Provided records —

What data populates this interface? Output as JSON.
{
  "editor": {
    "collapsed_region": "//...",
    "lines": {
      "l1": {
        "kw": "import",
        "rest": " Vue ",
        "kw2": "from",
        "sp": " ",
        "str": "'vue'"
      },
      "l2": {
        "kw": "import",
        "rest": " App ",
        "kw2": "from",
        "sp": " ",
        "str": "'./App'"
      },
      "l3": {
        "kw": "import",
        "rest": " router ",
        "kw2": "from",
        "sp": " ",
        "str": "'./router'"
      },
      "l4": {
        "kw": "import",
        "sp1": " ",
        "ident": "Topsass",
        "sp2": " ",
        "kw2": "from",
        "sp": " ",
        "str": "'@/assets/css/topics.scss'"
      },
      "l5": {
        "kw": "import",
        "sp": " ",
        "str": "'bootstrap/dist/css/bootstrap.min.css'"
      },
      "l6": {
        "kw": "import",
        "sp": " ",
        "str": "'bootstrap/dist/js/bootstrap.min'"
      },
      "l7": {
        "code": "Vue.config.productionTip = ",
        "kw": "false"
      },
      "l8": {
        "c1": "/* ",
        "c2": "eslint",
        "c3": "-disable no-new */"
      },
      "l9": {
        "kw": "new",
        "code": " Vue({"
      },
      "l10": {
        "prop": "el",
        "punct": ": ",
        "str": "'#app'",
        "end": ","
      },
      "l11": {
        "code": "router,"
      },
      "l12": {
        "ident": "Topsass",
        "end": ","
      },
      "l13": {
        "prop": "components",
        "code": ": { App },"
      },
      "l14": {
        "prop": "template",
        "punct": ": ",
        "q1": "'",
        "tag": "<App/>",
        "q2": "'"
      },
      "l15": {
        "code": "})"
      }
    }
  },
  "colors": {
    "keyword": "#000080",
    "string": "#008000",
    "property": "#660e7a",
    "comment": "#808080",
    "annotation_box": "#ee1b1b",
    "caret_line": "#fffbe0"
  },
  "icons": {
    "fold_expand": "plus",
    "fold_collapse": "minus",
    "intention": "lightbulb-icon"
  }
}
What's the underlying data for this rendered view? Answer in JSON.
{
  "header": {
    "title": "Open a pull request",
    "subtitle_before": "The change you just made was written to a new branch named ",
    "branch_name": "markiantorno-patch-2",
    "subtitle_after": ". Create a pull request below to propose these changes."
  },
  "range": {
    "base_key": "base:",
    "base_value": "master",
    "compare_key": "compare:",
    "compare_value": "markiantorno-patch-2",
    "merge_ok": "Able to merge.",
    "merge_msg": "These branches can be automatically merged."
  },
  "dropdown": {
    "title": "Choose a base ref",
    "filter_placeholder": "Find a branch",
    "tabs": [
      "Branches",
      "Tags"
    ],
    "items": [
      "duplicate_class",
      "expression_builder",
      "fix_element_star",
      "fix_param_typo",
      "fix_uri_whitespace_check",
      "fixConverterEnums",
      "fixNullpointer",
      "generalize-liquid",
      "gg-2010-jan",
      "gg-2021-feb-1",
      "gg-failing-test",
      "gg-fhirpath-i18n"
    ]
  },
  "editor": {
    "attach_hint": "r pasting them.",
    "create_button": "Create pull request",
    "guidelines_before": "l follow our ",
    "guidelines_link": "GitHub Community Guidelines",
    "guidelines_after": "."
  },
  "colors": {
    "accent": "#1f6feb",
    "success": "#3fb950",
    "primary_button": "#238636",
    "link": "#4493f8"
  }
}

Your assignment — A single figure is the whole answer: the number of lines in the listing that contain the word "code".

Response — 5